ChefSteps and Zuck are both big on Messenger bots for the smart home

You ever wonder what the emoji is for “steak, medium rare?”

Me neither. But if ChefStefs has their way, we may know soon.

That’s because the company has just launched the ability to cook with its Joule sous vide machine using Facebook Messenger. The new capability is part of a broader “Conversational Cooking” initiative that incorporates natural language interfaces such as Amazon Alexa (ChefSteps launched their Alexa skill last fall) and now, more recently, the Facebook Messenger bot framework.
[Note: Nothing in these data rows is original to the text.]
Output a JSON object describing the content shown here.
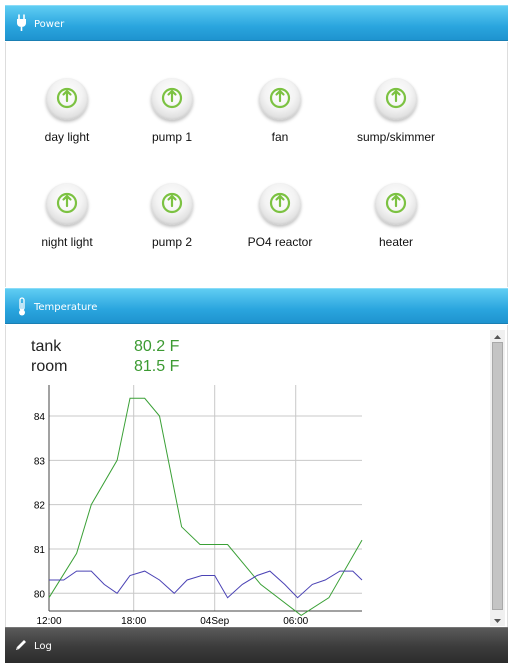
{
  "power": {
    "title": "Power",
    "buttons": [
      {
        "label": "day light"
      },
      {
        "label": "pump 1"
      },
      {
        "label": "fan"
      },
      {
        "label": "sump/skimmer"
      },
      {
        "label": "night light"
      },
      {
        "label": "pump 2"
      },
      {
        "label": "PO4 reactor"
      },
      {
        "label": "heater"
      }
    ]
  },
  "temperature": {
    "title": "Temperature",
    "readings": [
      {
        "name": "tank",
        "value": "80.2 F"
      },
      {
        "name": "room",
        "value": "81.5 F"
      }
    ]
  },
  "log": {
    "title": "Log"
  },
  "colors": {
    "accent": "#2aa5de",
    "on_green": "#7cc242",
    "reading_green": "#3c9a32",
    "series_green": "#3aa036",
    "series_blue": "#4b43b5"
  },
  "chart_data": {
    "type": "line",
    "title": "",
    "xlabel": "",
    "ylabel": "",
    "x_tick_labels": [
      "12:00",
      "18:00",
      "04Sep",
      "06:00"
    ],
    "y_ticks": [
      80,
      81,
      82,
      83,
      84
    ],
    "ylim": [
      79.6,
      84.7
    ],
    "xlim": [
      0,
      17
    ],
    "grid": true,
    "series": [
      {
        "color": "#3aa036",
        "x": [
          0,
          1.5,
          2.3,
          3.7,
          4.4,
          5.2,
          6,
          7.2,
          8.2,
          9.7,
          11.5,
          13.7,
          15.2,
          17
        ],
        "y": [
          79.9,
          80.9,
          82,
          83,
          84.4,
          84.4,
          84,
          81.5,
          81.1,
          81.1,
          80.2,
          79.5,
          79.9,
          81.2
        ]
      },
      {
        "color": "#4b43b5",
        "x": [
          0,
          0.8,
          1.5,
          2.3,
          3,
          3.7,
          4.4,
          5.2,
          6,
          6.8,
          7.5,
          8.3,
          9,
          9.7,
          10.5,
          11.3,
          12,
          12.8,
          13.5,
          14.3,
          15,
          15.8,
          16.5,
          17
        ],
        "y": [
          80.3,
          80.3,
          80.5,
          80.5,
          80.2,
          80,
          80.4,
          80.5,
          80.3,
          80,
          80.3,
          80.4,
          80.4,
          79.9,
          80.2,
          80.4,
          80.5,
          80.2,
          79.9,
          80.2,
          80.3,
          80.5,
          80.5,
          80.3
        ]
      }
    ]
  }
}
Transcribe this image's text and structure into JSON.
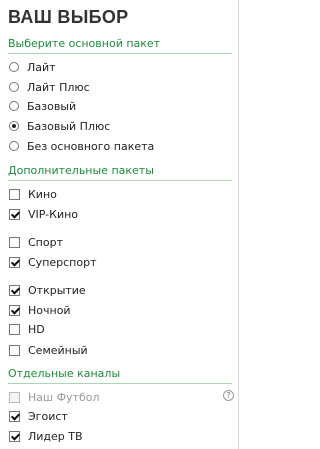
{
  "title": "ВАШ ВЫБОР",
  "sections": {
    "base": "Выберите основной пакет",
    "extra": "Дополнительные пакеты",
    "channels": "Отдельные каналы"
  },
  "base_packages": [
    {
      "label": "Лайт",
      "selected": false
    },
    {
      "label": "Лайт Плюс",
      "selected": false
    },
    {
      "label": "Базовый",
      "selected": false
    },
    {
      "label": "Базовый Плюс",
      "selected": true
    },
    {
      "label": "Без основного пакета",
      "selected": false
    }
  ],
  "extra_packages": [
    {
      "label": "Кино",
      "checked": false
    },
    {
      "label": "VIP-Кино",
      "checked": true
    },
    {
      "label": "Спорт",
      "checked": false
    },
    {
      "label": "Суперспорт",
      "checked": true
    },
    {
      "label": "Открытие",
      "checked": true
    },
    {
      "label": "Ночной",
      "checked": true
    },
    {
      "label": "HD",
      "checked": false
    },
    {
      "label": "Семейный",
      "checked": false
    }
  ],
  "channels": [
    {
      "label": "Наш Футбол",
      "checked": false,
      "disabled": true,
      "help_icon": "?"
    },
    {
      "label": "Эгоист",
      "checked": true,
      "disabled": false
    },
    {
      "label": "Лидер ТВ",
      "checked": true,
      "disabled": false
    }
  ]
}
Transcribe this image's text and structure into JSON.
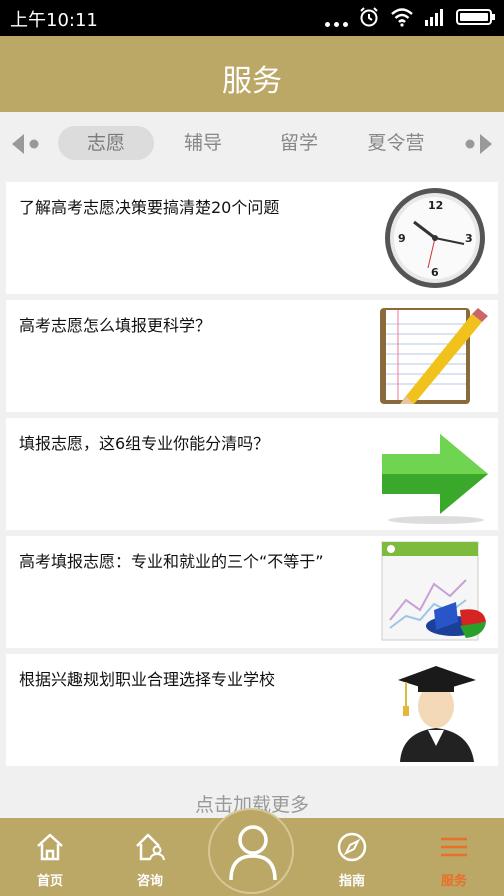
{
  "status_bar": {
    "time": "上午10:11"
  },
  "header": {
    "title": "服务"
  },
  "tabs": [
    {
      "label": "志愿",
      "active": true
    },
    {
      "label": "辅导",
      "active": false
    },
    {
      "label": "留学",
      "active": false
    },
    {
      "label": "夏令营",
      "active": false
    }
  ],
  "articles": [
    {
      "title": "了解高考志愿决策要搞清楚20个问题",
      "thumb_icon": "clock-icon"
    },
    {
      "title": "高考志愿怎么填报更科学？",
      "thumb_icon": "notepad-pencil-icon"
    },
    {
      "title": "填报志愿，这6组专业你能分清吗？",
      "thumb_icon": "green-arrow-icon"
    },
    {
      "title": "高考填报志愿：专业和就业的三个“不等于”",
      "thumb_icon": "chart-icon"
    },
    {
      "title": "根据兴趣规划职业合理选择专业学校",
      "thumb_icon": "graduate-icon"
    }
  ],
  "load_more": "点击加载更多",
  "bottom_nav": {
    "home": "首页",
    "consult": "咨询",
    "guide": "指南",
    "service": "服务",
    "active_color": "#e8702a"
  },
  "colors": {
    "brand": "#bba766",
    "background": "#f0f0f0"
  }
}
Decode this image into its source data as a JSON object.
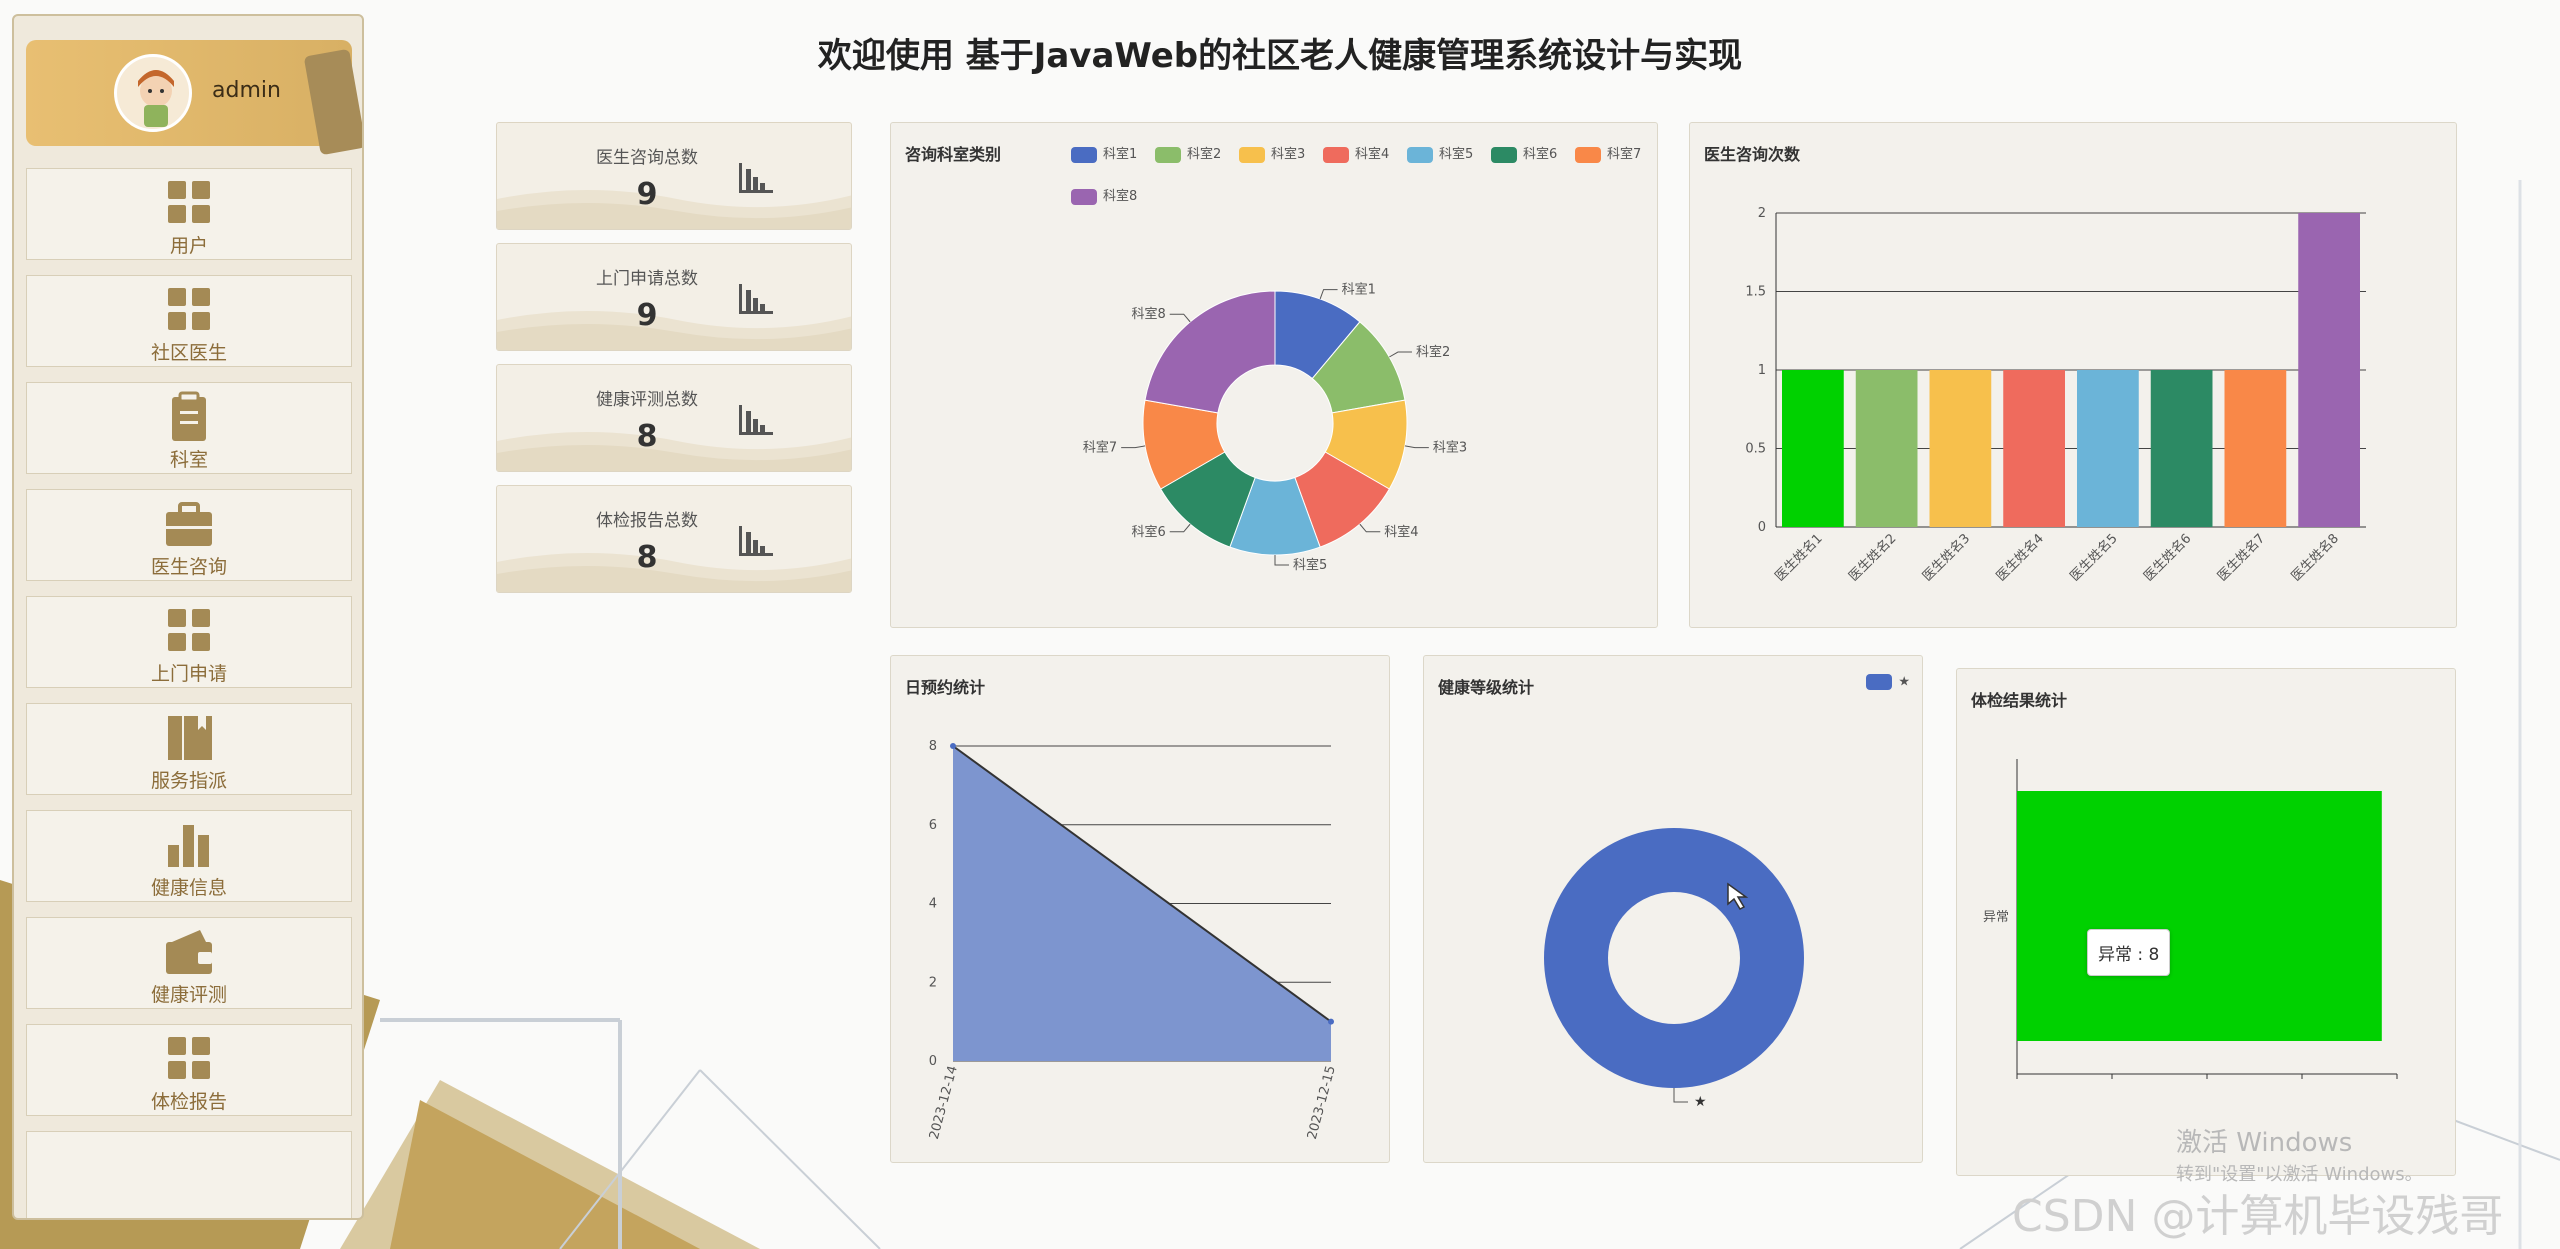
{
  "header": {
    "title": "欢迎使用 基于JavaWeb的社区老人健康管理系统设计与实现"
  },
  "user": {
    "name": "admin"
  },
  "sidebar": {
    "items": [
      {
        "label": "用户",
        "icon": "grid-icon"
      },
      {
        "label": "社区医生",
        "icon": "grid-icon"
      },
      {
        "label": "科室",
        "icon": "clipboard-icon"
      },
      {
        "label": "医生咨询",
        "icon": "briefcase-icon"
      },
      {
        "label": "上门申请",
        "icon": "grid-icon"
      },
      {
        "label": "服务指派",
        "icon": "book-icon"
      },
      {
        "label": "健康信息",
        "icon": "bar-chart-icon"
      },
      {
        "label": "健康评测",
        "icon": "wallet-icon"
      },
      {
        "label": "体检报告",
        "icon": "grid-icon"
      }
    ]
  },
  "stats": [
    {
      "label": "医生咨询总数",
      "value": "9"
    },
    {
      "label": "上门申请总数",
      "value": "9"
    },
    {
      "label": "健康评测总数",
      "value": "8"
    },
    {
      "label": "体检报告总数",
      "value": "8"
    }
  ],
  "colors": {
    "palette": [
      "#4a6cc2",
      "#8bbd6a",
      "#f7c04c",
      "#ef6b5d",
      "#6bb4d8",
      "#2c8a64",
      "#f98848",
      "#9a65b0"
    ],
    "green": "#00d100",
    "area": "#7d95cf"
  },
  "chart_data": [
    {
      "type": "pie",
      "title": "咨询科室类别",
      "categories": [
        "科室1",
        "科室2",
        "科室3",
        "科室4",
        "科室5",
        "科室6",
        "科室7",
        "科室8"
      ],
      "values": [
        1,
        1,
        1,
        1,
        1,
        1,
        1,
        2
      ],
      "legend": "top"
    },
    {
      "type": "bar",
      "title": "医生咨询次数",
      "categories": [
        "医生姓名1",
        "医生姓名2",
        "医生姓名3",
        "医生姓名4",
        "医生姓名5",
        "医生姓名6",
        "医生姓名7",
        "医生姓名8"
      ],
      "values": [
        1,
        1,
        1,
        1,
        1,
        1,
        1,
        2
      ],
      "ylim": [
        0,
        2
      ],
      "yticks": [
        "0",
        "0.5",
        "1",
        "1.5",
        "2"
      ],
      "grid": true
    },
    {
      "type": "area",
      "title": "日预约统计",
      "categories": [
        "2023-12-14",
        "2023-12-15"
      ],
      "values": [
        8,
        1
      ],
      "ylim": [
        0,
        8
      ],
      "yticks": [
        "0",
        "2",
        "4",
        "6",
        "8"
      ],
      "grid": true
    },
    {
      "type": "pie",
      "title": "健康等级统计",
      "categories": [
        "★"
      ],
      "values": [
        1
      ],
      "legend": "top-right"
    },
    {
      "type": "bar",
      "title": "体检结果统计",
      "categories": [
        "异常"
      ],
      "values": [
        8
      ],
      "orientation": "horizontal",
      "tooltip": "异常 : 8"
    }
  ],
  "watermark": {
    "line1": "激活 Windows",
    "line2": "转到\"设置\"以激活 Windows。",
    "csdn": "CSDN @计算机毕设残哥"
  }
}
ChefSteps describes a vision of “Conversational Cooking” where “the kitchen of the future as a place where the tools are smart, the conversation is natural and lively, and the food is amazing. Where ingredients, recipes, and fellow cooks are only a text bubble — or a voice command — away.”

The company doesn’t plan on stopping with Alexa or Facebook Messenger, either.

According to the Medium post from ChefSteps, “Conversational Cooking isn’t about a single website; it’s about offering options that fit naturally into people’s lives. It’s about talking to them in a human way, through familiar interfaces. Hate Facebook? Control Joule with the app or Alexa — or the app and Alexa. We’ll be adding new services as fast as we can to create a seamless experience that works on your terms.”

The concept of AI-driven bots tailored for the smart home and the smart kitchen is one that is likely to gain steam in 2017. It was just last December when Mark Zuckerberg unveiled his own smart home AI called Jarvis, which also utilized the Facebook Messenger bot framework as a simple control and interaction layer.

So it looks like 2017’s AI invasion of the kitchen won’t just be about Alexa and Google Home. Facebook’s Messenger bot may have a little something to say to us as well.

And one of those things might just be telling us when our steak is a perfect medium rare.